By the end of 2011, Bruno and her husband had made an appointment at a fertility clinic in New York, ready to begin infertility treatment. They started with Intrauterine Insemination (IUI), but, after it didn’t work and the couple felt they were treated as if they were “just a number,” they decided to try another clinic in New Jersey. It was at that clinic that Bruno underwent her first IVF cycle, which led to an ectopic pregnancy, and, as a result, a second loss.
Bruno decided to try again, and went back to the clinic in New York. What followed were 13 more IVF and IUI cycles, all of them unsuccessful.
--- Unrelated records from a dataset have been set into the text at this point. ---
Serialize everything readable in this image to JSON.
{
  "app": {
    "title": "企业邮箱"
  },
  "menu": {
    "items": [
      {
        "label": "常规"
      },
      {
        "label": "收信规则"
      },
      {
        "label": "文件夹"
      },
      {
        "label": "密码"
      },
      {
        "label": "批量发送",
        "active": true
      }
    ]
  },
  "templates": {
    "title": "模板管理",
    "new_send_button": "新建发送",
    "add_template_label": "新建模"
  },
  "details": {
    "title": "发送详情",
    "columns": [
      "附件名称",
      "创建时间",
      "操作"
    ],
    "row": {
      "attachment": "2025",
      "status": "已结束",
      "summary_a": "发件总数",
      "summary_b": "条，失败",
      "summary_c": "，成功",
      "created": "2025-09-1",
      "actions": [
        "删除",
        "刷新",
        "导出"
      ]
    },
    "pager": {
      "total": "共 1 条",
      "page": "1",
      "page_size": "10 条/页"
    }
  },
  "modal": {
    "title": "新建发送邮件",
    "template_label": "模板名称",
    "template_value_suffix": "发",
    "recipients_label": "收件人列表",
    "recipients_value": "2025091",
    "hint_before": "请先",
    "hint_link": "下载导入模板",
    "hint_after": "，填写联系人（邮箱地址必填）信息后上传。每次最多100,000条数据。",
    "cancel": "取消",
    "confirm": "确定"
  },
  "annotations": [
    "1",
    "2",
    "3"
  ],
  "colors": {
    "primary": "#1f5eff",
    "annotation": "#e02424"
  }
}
On her last cycle with the practice, when her doctor transferred three embryos, Bruno suffered her third miscarriage.
“After nearly eight years of trying and just being devastated,” she said, “I was emotionally, physically, spiritually, and financially bankrupt, and I felt like I had nothing left to give this process.”
The 45-year-old went into her appointment with little hope, and was met with even tougher news from Dr. Rybak: she should start thinking about an egg donor. Although it was hard to hear, Bruno was surprised to feel a sense of optimism she hadn’t in years.
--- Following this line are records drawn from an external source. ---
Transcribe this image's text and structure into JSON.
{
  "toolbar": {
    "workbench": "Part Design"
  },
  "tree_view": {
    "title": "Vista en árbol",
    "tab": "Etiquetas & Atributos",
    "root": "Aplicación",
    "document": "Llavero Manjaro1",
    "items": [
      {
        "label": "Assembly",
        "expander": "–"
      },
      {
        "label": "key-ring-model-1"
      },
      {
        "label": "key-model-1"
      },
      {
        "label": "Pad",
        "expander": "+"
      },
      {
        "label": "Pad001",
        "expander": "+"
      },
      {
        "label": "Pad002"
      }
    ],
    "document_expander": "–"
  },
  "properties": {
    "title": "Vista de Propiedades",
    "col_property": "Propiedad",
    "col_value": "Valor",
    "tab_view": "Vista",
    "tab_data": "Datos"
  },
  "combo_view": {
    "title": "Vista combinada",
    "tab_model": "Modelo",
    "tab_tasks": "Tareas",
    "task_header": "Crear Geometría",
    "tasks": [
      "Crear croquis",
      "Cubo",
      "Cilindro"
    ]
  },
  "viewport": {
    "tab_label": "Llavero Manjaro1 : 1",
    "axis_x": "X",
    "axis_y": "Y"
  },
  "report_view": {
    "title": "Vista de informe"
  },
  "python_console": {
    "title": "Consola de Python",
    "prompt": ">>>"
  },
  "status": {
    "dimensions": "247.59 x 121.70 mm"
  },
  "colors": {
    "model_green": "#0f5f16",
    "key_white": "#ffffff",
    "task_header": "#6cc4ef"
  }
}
“He looked us in the eye and talked to us like we were human beings, and that meant everything,” she said. “Dr. Rybak’s unbelievable cheerleading, his positive energy, his belief that we could get pregnant using an egg donor, it was contagious.”
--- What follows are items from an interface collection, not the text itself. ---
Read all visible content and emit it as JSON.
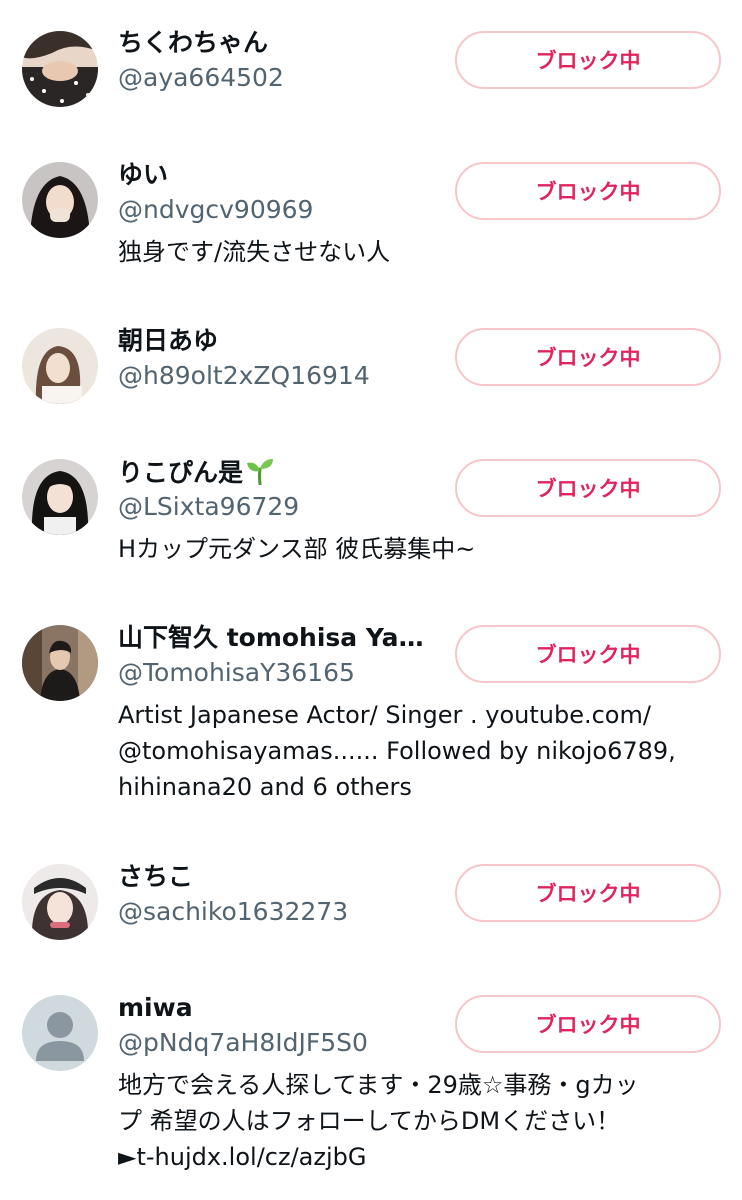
{
  "button_label": "ブロック中",
  "colors": {
    "block_text": "#e0245e",
    "block_border": "#f7c6cb",
    "handle": "#536471",
    "text": "#0f1419"
  },
  "users": [
    {
      "name": "ちくわちゃん",
      "handle": "@aya664502",
      "bio": []
    },
    {
      "name": "ゆい",
      "handle": "@ndvgcv90969",
      "bio": [
        "独身です/流失させない人"
      ]
    },
    {
      "name": "朝日あゆ",
      "handle": "@h89olt2xZQ16914",
      "bio": []
    },
    {
      "name": "りこぴん是",
      "name_icon": "seedling-icon",
      "handle": "@LSixta96729",
      "bio": [
        "Hカップ元ダンス部 彼氏募集中~"
      ]
    },
    {
      "name": "山下智久 tomohisa Yam...",
      "handle": "@TomohisaY36165",
      "bio": [
        "Artist Japanese Actor/ Singer . youtube.com/",
        "@tomohisayamas...... Followed by nikojo6789,",
        "hihinana20 and 6 others"
      ]
    },
    {
      "name": "さちこ",
      "handle": "@sachiko1632273",
      "bio": []
    },
    {
      "name": "miwa",
      "handle": "@pNdq7aH8IdJF5S0",
      "avatar_icon": "default-person-icon",
      "bio": [
        "地方で会える人探してます・29歳☆事務・gカッ",
        "プ 希望の人はフォローしてからDMください！",
        "►t-hujdx.lol/cz/azjbG"
      ]
    }
  ]
}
“We thought, ‘if he believes in us, we can start believing in us again, too.’”
After some “serious soul-searching,” Bruno decided she wanted to proceed with an egg donor, and, within three days of submitting a characteristics wish list to Ovatures, an egg donor program affiliated with RMANJ, Bruno had a match.
After fertilization with her husband’s sperm, the couple had made five embryos, and decided to transfer “the strongest of the boys” in 2017. The transfer was a success, and “baby J” was born last spring.
Bruno says her baby boy “chose us as much as we chose him.”
“Our child was meant to happen this way,” she said, adding that “women should feel good about the options that are now available to them and be proud of their decisions, no matter what they decide.”
While she struggled initially with the idea that her son would not contain her genetic material, she has embraced the idea that “baby J” was meant for her, and finds evidence everywhere she looks. He exhibits elements of her personality (they are both resilient and love to laugh) and their intimate bond is unbreakable. He’s as much hers as she is his, she says.
“Each person has to go through their own soul searching to figure out the answer for them, but I will tell you, I wouldn’t change a thing,” Bruno said. “I got to carry him, I got to bond with him, I got to bring him into this planet, and there should be no shame around that decision. I want the feeling of shame around IVF and using an egg donor to be eradicated. When you are breastfeeding them or changing their diaper, when their survival is your survival, that’s your child.”
“When the day comes when he says ‘mommy,’ I know my heart will melt, and I will answer, ‘yep, I’m your mommy, no matter where you came from.’”